Lifelong Hammers fan and Academy Driver Dennis Lepine will miss the Boleyn Ground
Having been a supporter and employee of the Club for so many years, Academy Driver Dennis Lepine will certainly miss the Boleyn. But he also can’t wait for a new era to begin…
My first ever West Ham game was back in the 1971/72 season – a 1-1 draw against Southampton. It was my birthday, and I went with my Dad and two brothers. We went to the Bobby Moore Sports Shop and bought posters.
My brothers got Geoff Hurst and Bobby Moore, while I got Paul Heffer. As he’s also at the Academy, I now work with him every day. To be honest, I didn’t really know who he was at the time!
The first away game I think I got to was away at Carlisle, and I remember asking my Dad if I could go. He must have thought it was somewhere in London, because he was pretty surprised when I left early and got back after 11pm. We won 2-1, and Frank Lampard Snr got both goals.
I’ve got a few collections, including all the ticket stamps from the 1976 European journeys, even to Russia. There were 47 of us who went, and we travelled with the team. I went to Ararat Yerevan, who we drew with out there but beat to go through. I also went to FC Den Haag, Eintracht Frankfurt and to Brussels for the final against Anderlecht.
Back in 1975, I actually slept outside the ground to make sure I got tickets for the FA Cup semi-final against Ipswich at Villa Park. In the morning, we were told that particular turnstile wasn’t going to be open, so we had to run round and we thankfully got tickets in the end!
In all the years I’ve supported the Club, Billy Bonds has been my favourite player. It was just in his heart – the desire.
In terms of games, a lot of people say the greatest game at the Boleyn Ground was the 3-2 home win over Eintracht Frankfurt. Brooking’s goals against the Germans – it was amazing. Officially, 30,000 fans were there but I think it was closer to 60,000.
One of the best feelings from recent years, though, was coming out of Anfield this season. The previous time we’d beaten Liverpool at Anfield, I was a month old, and I probably went 25 times in-between. In 1976 I remember going there and drawing, but until this season, we really didn’t have much luck.

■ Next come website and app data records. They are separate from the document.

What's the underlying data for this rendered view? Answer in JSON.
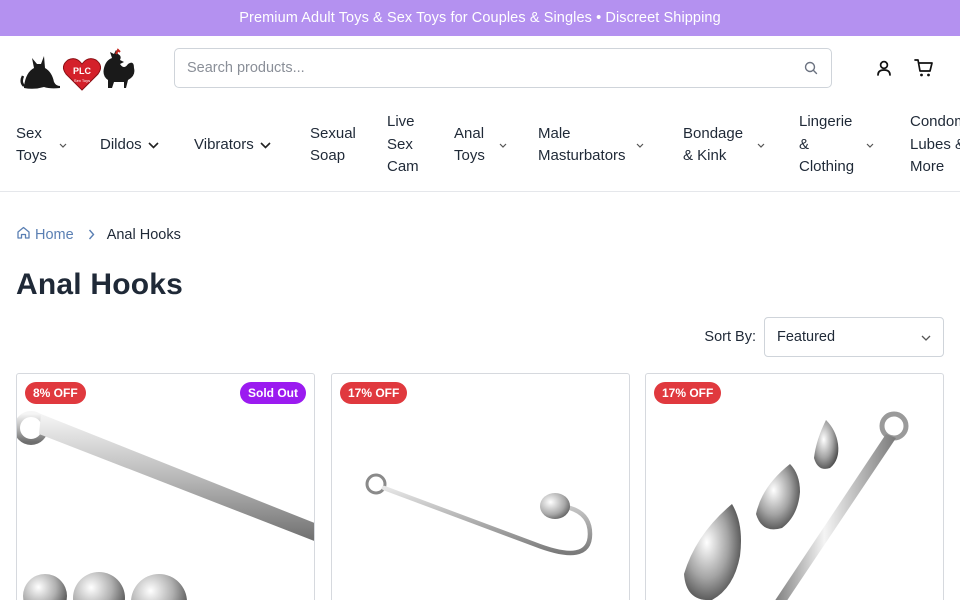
{
  "announcement": "Premium Adult Toys & Sex Toys for Couples & Singles • Discreet Shipping",
  "logo": {
    "text": "PLC",
    "subtext": "Sex Toys"
  },
  "search": {
    "placeholder": "Search products..."
  },
  "header_icons": [
    "account-icon",
    "cart-icon"
  ],
  "nav": {
    "items": [
      {
        "label": "Sex\nToys",
        "dropdown": true
      },
      {
        "label": "Dildos",
        "dropdown": true
      },
      {
        "label": "Vibrators",
        "dropdown": true
      },
      {
        "label": "Sexual\nSoap",
        "dropdown": false
      },
      {
        "label": "Live\nSex\nCam",
        "dropdown": false
      },
      {
        "label": "Anal\nToys",
        "dropdown": true
      },
      {
        "label": "Male\nMasturbators",
        "dropdown": true
      },
      {
        "label": "Bondage\n& Kink",
        "dropdown": true
      },
      {
        "label": "Lingerie\n&\nClothing",
        "dropdown": true
      },
      {
        "label": "Condom\nLubes &\nMore",
        "dropdown": false
      }
    ]
  },
  "breadcrumb": {
    "home": "Home",
    "current": "Anal Hooks"
  },
  "page_title": "Anal Hooks",
  "sort": {
    "label": "Sort By:",
    "selected": "Featured"
  },
  "products": [
    {
      "discount": "8% OFF",
      "status": "Sold Out"
    },
    {
      "discount": "17% OFF",
      "status": ""
    },
    {
      "discount": "17% OFF",
      "status": ""
    }
  ],
  "colors": {
    "announcement_bg": "#b491f0",
    "discount_badge": "#e0393e",
    "sold_out_badge": "#9b1bf0",
    "link": "#5a7fb3",
    "text": "#1f2937"
  }
}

Slaven has done a great job this season, as the team just doesn’t know when they’re beaten. I was up on my seat when Payet scored at Everton – I was with Nobes’ Dad and we were both going mad in the away end.
I personally started working for the club over ten years ago, first as a scout. I brought Jonjo Shelvey to the Club and it was nice to see him when we went to Swansea earlier this season.
I like to think I’m well respected and trusted within the West Ham community. Having followed the team for so long, you get to know everyone.
Duties as Academy Driver include doing the schoolboys’ runs, taking them from digs or home to school and to training. I also pick up stuff from the shops for players and then take the boys home at the end of their day.
I work with another driver on a shift rota, and I start at 6:45am and work until around 4pm. But, you have to be flexible as people obviously have different schedules. One of the perks of my job is having a foot in each camp, all over the Club. It’s good to have that mix and it’s something I cherish.
I also do stadium runs for whoever needs it – club officials, lawyers, agents, trialists, new signings – in some ways I’m the first face a new signing sees.
My family is all West Ham – my son Billy is a goalkeeping coach here at the Academy, and my daughter Penny used to work in the canteen. My wife does the snack bar for the U21 matches, too. I’ve got so much memorabilia from over the years – old floodlights, seats, and thousands and thousands of programmes.
We’re obviously moving to the Olympic Park, and I honestly can’t wait. I think everyone’s coming round to the idea of it now.
I’ve worked here full time for seven years now and I can honestly say I’ve never thought before a day: ‘God, I’ve got to go to work today’. It must be a sign that I’m in the right job!